Breaking up isn’t easy. There are far too many emotions attached. Especially when hearts are broken. Sure, there are a plethora of reasons for a romantic detachment and it can take time to heal, but you’re bound to go through grief. Presented by Ruddy Productions, Orion, written by Matthew McLachlan is a millennial rom-dram about a moving on from love and finding your worth when closure isn’t necessarily an option.
Gwen has dumped Sam. For space. Or time to find herself. Or because of work. Or it’s all the clichés rolled up into one. Sam isn’t quite taking the break up with ease. He’s hurting, and rightly so. But as Sam tries to move on, he realizes that Gwen still has a hold of his mind and his heart. Sam’s best friend Scott tries to alleviate the pain through his goofy demeanor all while his romance with Abby is thriving. Orion is a story about life after love. Matthew McLachlan has a colloquial way about his words. His dialogue is snappy and deliberate. The characters he has crafted are clear. With the commercial nature of the story and the static staging by Joshua Warr, Orion screams movie. And that’s not a bad thing at all. The play easily transcends its medium. Where the piece did struggle a bit was the structure. Even though we learned some new information in the monologues, they weren’t essential and the content could have been incorporated in a slightly more active way, especially since the clarity of who was on the receiving end of the monologue was not entirely there. They did, however, pay off with the final beat of the play where the words intercepted to tie the piece off nicely with a bow. But the moment that hurt the overall arc of the story as well as some individual narratives was the flashback placement. The scene itself is a glowing highlight of McLachlan’s writing. It’s a beautiful and endearing scene. But by capping off the show with the key information we learn in the scene combined with everything leading up to it, it manages to weaken Sam and turn Gwen into literally the worst person ever, a title she may have already had. We learn in this scene that it was in fact Gwen leading the flirting that got Sam and Gwen together. Combine that with her breaking his heart and immediately finding a new love, she comes off as a selfish character. If this scene is integral, leading the show off with it and then jumping ahead in time to the true scene one allows sympathy to be had for Sam as he battles grief and a broken heart. The scene certainly colors the characters, the writing is brilliant, but Orion still flows without it. The other thing earned by introducing it at the start is the origin of Orion and what it means to the pair.

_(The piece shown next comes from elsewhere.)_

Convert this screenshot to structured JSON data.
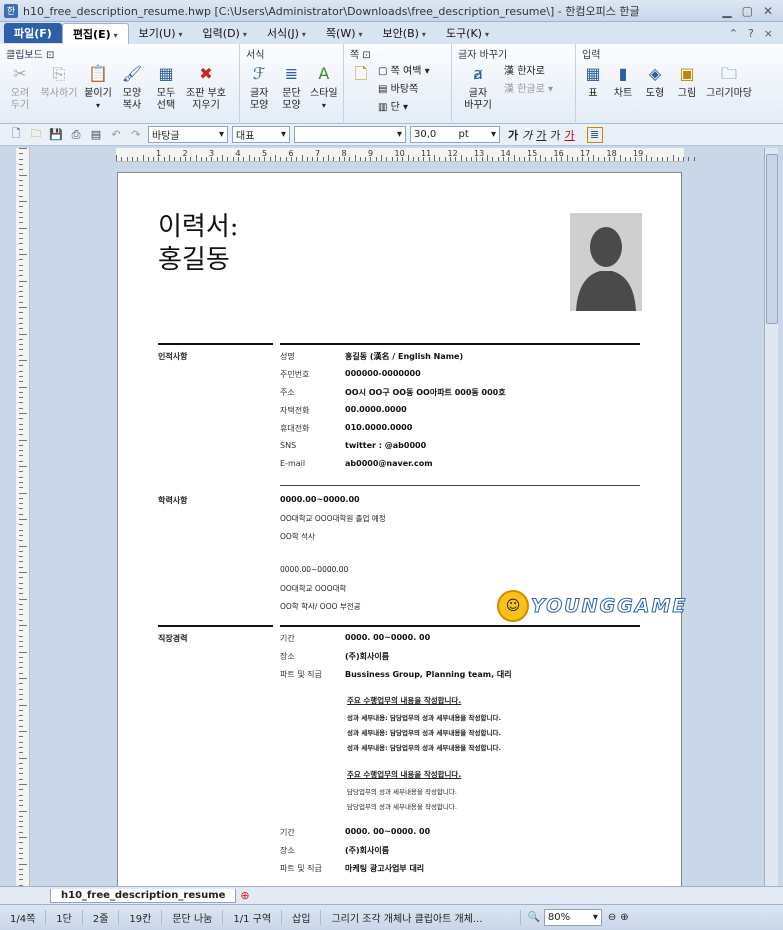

|photo by Justin Chauncey Photography|
Despite being a four character play, Orion was essentially Sam’s journey. As the sad sap Sam, Blake Merriman broke your heart. Merriman reminded you that you’ve likely walked in Sam’s shoes at least once in your life. Merriman could have benefitted by giving Sam a bit more fight as he tries to find a way to walk through the world again without a significant other. Simply due to actions, Gwen is an utterly dislikable character. Gwen wants to have her cake and eat it too, often taking her feelings out on a person she claims to love. As Gwen, Amanda Jones played the text and played it well. By doing so, it was difficult to know the sincerity of the character. Taking on Sam’s best friend Scott, Scott Brieden was pure hilarity. Scott is a loveable goofball with a big heart and Brieden highlighted this trait well. As his girlfriend Abby, Simone Serra matched the charm of Brieden making them the bright light within the darkness of the story.
Orion shines bright and has the potential to glow even brighter. Matthew McLachlan has a strong voice and way with characters, capturing the beautiful complexities of human relationships. If you’ve ever had your heart broken and need a reminder that you’re not alone, Orion is the closure you may need.